  31. 31. What Can Happen if the Emissions & Monitoring Results are Too High? •  Installation of emission controls may be required: –  Baghouses/HEPA filters –  Enclosures •  Required to source test or monitor •  Emissions, source test or monitoring results may need to be modeled: –  To assess health risk impacts –  HRA methodologies were updated in 2015 à 3x higher impacts •  Any of these activities are expected to yield high costs to the facility •  If seen as “imminent danger” to public, potential process limits or operation curtailment
  32. 32. What Can Happen if the Emissions & Monitoring Results are Bad?
  33. 33. Potential Costs to Your Facility
  34. 34. Potential Costs to Your Facility
  35. 35. Lubeco Example – Formula for an Order of Abatement •  July 2017, AQMD petitioned for Stipulated Order of Abatement & was granted by Hearing Board on August 23 •  Result of “intensive investigation” à high levels of CrVI •  Short & long-term measures to reduce CrVI •  Shut down equipment if > 1 ng/m3 •  Removal of certain tanks w/CrVI •  Modification of certain practices •  Risk reduction plan •  Installation of control equipment •  Periodic AQMD inspections to ensure compliance with the Order
  36. 36. Recommended Evaluations
  37. 37. Prepare Yourself With All of the Information •  Know the rules and those that apply to you. •  Make sure the emission inventory reports are accurate –  Review emission factors, process throughput and other assumptions •  Which is the highest source of CrVI emissions? –  Furnace? –  Welding? –  Cutting? •  Do you think your equipment could be a problem? Perform a fact-finding source test or ambient monitoring •  Has an HRA been previously performed? •  Know how this could affect your suppliers and purchasers.

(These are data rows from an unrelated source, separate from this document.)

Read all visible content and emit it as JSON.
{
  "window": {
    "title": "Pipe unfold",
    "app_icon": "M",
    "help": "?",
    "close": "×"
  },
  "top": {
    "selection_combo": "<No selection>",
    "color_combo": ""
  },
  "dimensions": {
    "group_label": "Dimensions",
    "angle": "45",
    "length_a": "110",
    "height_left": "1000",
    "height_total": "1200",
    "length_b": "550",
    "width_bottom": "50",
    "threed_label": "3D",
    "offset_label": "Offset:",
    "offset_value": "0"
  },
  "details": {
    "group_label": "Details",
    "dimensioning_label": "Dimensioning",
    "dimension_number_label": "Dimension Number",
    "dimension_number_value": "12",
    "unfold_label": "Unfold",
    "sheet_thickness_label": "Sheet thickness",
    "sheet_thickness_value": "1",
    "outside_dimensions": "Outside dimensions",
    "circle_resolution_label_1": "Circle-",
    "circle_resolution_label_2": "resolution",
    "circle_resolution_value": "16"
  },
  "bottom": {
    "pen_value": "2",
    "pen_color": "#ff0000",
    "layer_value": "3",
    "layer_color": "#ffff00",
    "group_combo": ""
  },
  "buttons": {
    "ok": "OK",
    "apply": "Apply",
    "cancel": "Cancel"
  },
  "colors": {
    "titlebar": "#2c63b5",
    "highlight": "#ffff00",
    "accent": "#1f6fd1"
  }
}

  38. 38. Proactive Actions to Avoid SCAQMD Enforcement •  Be prepared before SCAQMD arrives – know what the potential problems are/will be. •  Be prepared to update emissions with better information. •  Begin getting cost estimates on expected control equipment. –  Plan for enclosures, scrubbers, dust collectors, HEPA filters, housekeeping and other measures •  Attack the low hanging fruit first. •  Be prepared to communicate with the SCAQMD.

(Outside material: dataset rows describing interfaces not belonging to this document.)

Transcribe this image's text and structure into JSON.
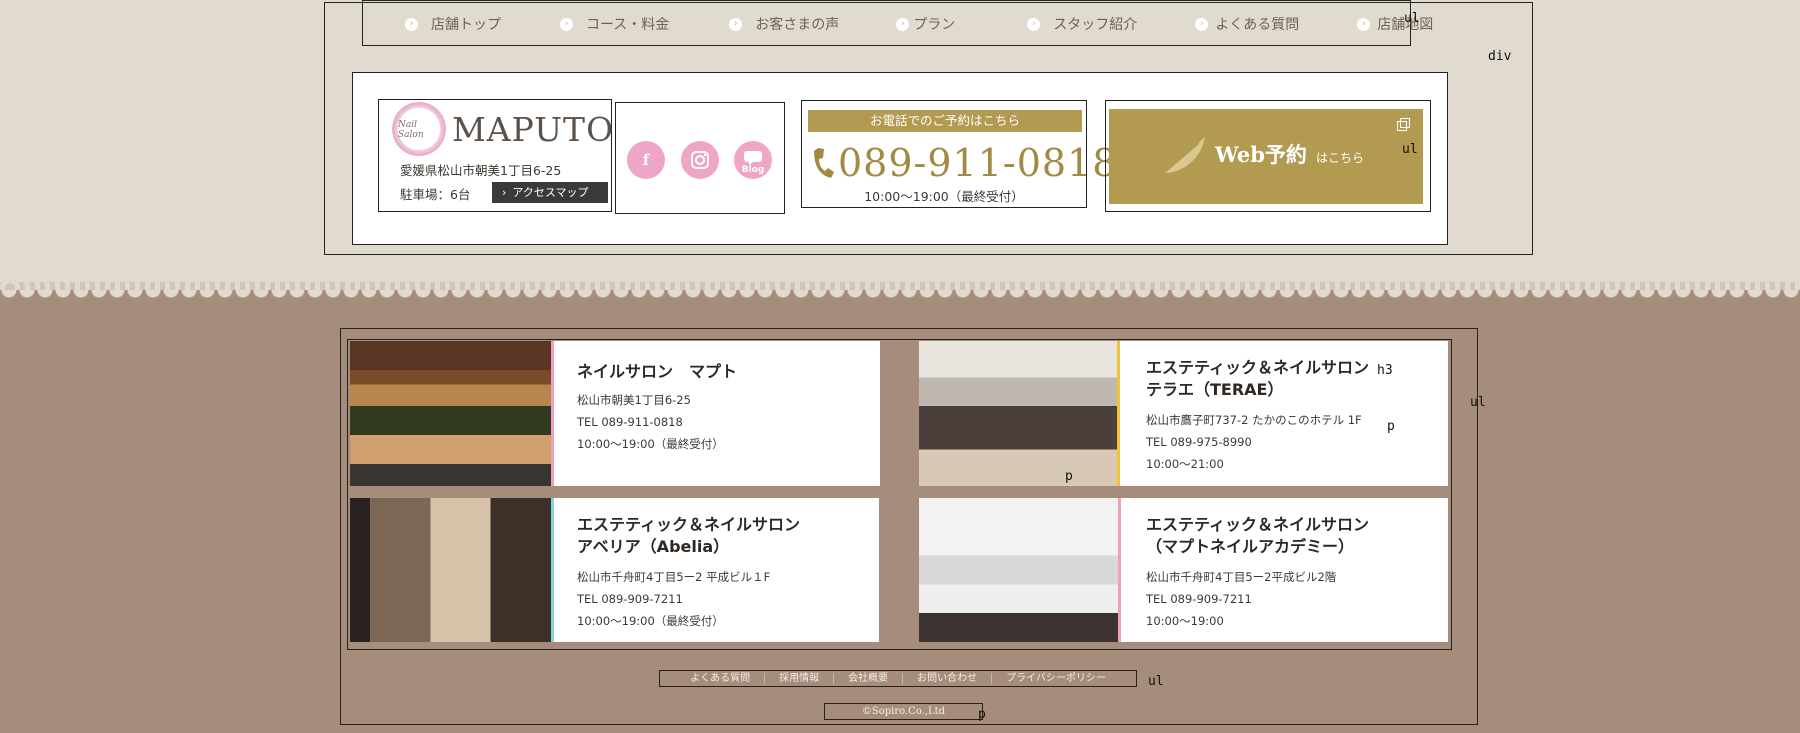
{
  "nav": {
    "items": [
      {
        "label": "店舗トップ"
      },
      {
        "label": "コース・料金"
      },
      {
        "label": "お客さまの声"
      },
      {
        "label": "プラン"
      },
      {
        "label": "スタッフ紹介"
      },
      {
        "label": "よくある質問"
      },
      {
        "label": "店舗地図"
      }
    ],
    "bullet": "›"
  },
  "header": {
    "logo": {
      "script": "Nail Salon",
      "name": "MAPUTO"
    },
    "address": "愛媛県松山市朝美1丁目6-25",
    "parking": "駐車場：6台",
    "access_button": "アクセスマップ",
    "sns": {
      "facebook": "f",
      "instagram": "instagram-icon",
      "blog": "Blog"
    },
    "tel_heading": "お電話でのご予約はこちら",
    "tel_number": "089-911-0818",
    "hours": "10:00〜19:00（最終受付）",
    "web_label": "Web予約",
    "web_suffix": "はこちら"
  },
  "debug_labels": {
    "ul": "ul",
    "div": "div",
    "h3": "h3",
    "p": "p"
  },
  "shops": [
    {
      "name": "ネイルサロン　マプト",
      "address": "松山市朝美1丁目6-25",
      "tel": "TEL 089-911-0818",
      "hours": "10:00〜19:00（最終受付）",
      "accent": "#ef9fc2"
    },
    {
      "name": "エステティック＆ネイルサロン\nテラエ（TERAE）",
      "address": "松山市鷹子町737-2 たかのこのホテル 1F",
      "tel": "TEL 089-975-8990",
      "hours": "10:00〜21:00",
      "accent": "#f1c23e"
    },
    {
      "name": "エステティック＆ネイルサロン\nアベリア（Abelia）",
      "address": "松山市千舟町4丁目5ー2 平成ビル１F",
      "tel": "TEL 089-909-7211",
      "hours": "10:00〜19:00（最終受付）",
      "accent": "#7fd6da"
    },
    {
      "name": "エステティック＆ネイルサロン\n（マプトネイルアカデミー）",
      "address": "松山市千舟町4丁目5ー2平成ビル2階",
      "tel": "TEL 089-909-7211",
      "hours": "10:00〜19:00",
      "accent": "#ef9fc2"
    }
  ],
  "footer": {
    "links": [
      {
        "label": "よくある質問"
      },
      {
        "label": "採用情報"
      },
      {
        "label": "会社概要"
      },
      {
        "label": "お問い合わせ"
      },
      {
        "label": "プライバシーポリシー"
      }
    ],
    "copyright": "©Sopiro.Co.,Ltd"
  }
}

  39. 39. Conclusions
  40. 40. Develop a Plan •  Do your homework –  Collect all information –  Review compliance history –  Visit all the equipment –  Compare permits to equipment operation – is everything accurate? –  Know your neighbors •  What is the “high risk” equipment? –  Know the emissions and health risk impacts, evaluate need for controls, prepare for source tests and monitoring •  Get help!
  41. 41. Get Involved •  Keep up to date with rule development •  Know where you fit into these rule developments •  Attend workshops and public hearings •  Attend town hall meetings •  Submit comments for rule development •  Be active in local environmental organizations
  42. 42. A Consultant Can Help You There are experts who can: •  Review rule applicability •  Help you know if you are a “target” or a “bad player” •  Ensure your emission reports are accurate •  Support source testing or ambient monitoring •  Perform health risk calculations & modeling •  Communicate with the air districts and other agencies
  43. 43. Ques:ons?   Contact  Informa:on   James A. Westbrook, CPP | President Michael Stewart, PE | Project Manager (877) 486 – 9257 Connect with us on Linkedin! The webinar presentation will be posted on Slideshare and YouTube